A comment by the European Court of Justice’s Advocate General about data transfer between European Union and the United States has sent ripples through the tech world, as it might completely change the way EU and the US companies do digital business.
"The Commission decision is invalid," Reuters quotes Advocate General Yves Bot saying, referring to the Safe Harbour framework enabling data transfers to the United States.
He basically suggests that national authorities should be able to stop data on EU citizens being transferred overseas, if it's going to be used in a way which violates EU rights.
This could also mean a step away from the “Safe Harbour” data sharing agreement between the European Commission, US and Switzerland reached back in 2000.
According to a report by the Financial Times, tech groups reacted with dismay: “We are concerned about the potential disruption to international data flows if the court follows today’s opinion,” said John Higgins of DigitalEurope, a European trade association.
Austrian law student Max Schrems had challenged Facebook's data collection practices in Europe, after revelations of mass U.S. surveillance programs, Reuters adds.
"*YAY* AG at the #CJEU: #SafeHarbor is invalid.

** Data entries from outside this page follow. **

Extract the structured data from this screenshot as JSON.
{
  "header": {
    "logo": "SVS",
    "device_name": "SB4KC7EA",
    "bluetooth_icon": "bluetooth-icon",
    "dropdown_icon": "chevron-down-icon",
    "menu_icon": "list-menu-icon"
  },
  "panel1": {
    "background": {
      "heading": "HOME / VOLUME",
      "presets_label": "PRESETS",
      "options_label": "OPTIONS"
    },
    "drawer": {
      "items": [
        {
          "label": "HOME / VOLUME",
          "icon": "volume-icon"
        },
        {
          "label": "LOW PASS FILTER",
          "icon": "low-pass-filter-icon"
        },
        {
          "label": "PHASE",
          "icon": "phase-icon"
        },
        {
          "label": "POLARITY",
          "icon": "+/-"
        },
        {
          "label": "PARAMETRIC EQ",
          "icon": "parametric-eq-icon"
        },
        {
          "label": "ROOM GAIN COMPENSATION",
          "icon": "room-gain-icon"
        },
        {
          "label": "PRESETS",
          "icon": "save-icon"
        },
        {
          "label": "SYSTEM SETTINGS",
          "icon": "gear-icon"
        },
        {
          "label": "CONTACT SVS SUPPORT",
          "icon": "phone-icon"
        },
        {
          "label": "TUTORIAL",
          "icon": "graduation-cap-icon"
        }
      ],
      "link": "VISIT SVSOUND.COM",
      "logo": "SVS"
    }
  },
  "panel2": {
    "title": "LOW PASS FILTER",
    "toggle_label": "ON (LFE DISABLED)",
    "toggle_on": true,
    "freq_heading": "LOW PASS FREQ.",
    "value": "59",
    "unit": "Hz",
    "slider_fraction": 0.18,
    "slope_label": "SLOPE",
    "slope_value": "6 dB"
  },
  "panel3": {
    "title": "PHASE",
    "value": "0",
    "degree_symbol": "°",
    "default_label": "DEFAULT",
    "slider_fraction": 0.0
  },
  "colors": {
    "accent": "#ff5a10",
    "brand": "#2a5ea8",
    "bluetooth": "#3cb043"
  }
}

Irish #DPC has a duty to investigate. Further details as soon as we get the written version,“ Schrems wrote on Twitter.
The ECJ can be expected to make a final decision in a few months’ time. If it agrees with the Advocate General, it could have widespread consequences for how data is collected and used by American technology companies. The Telegraph says that in practice, the Advocate-General is rarely overruled by the court.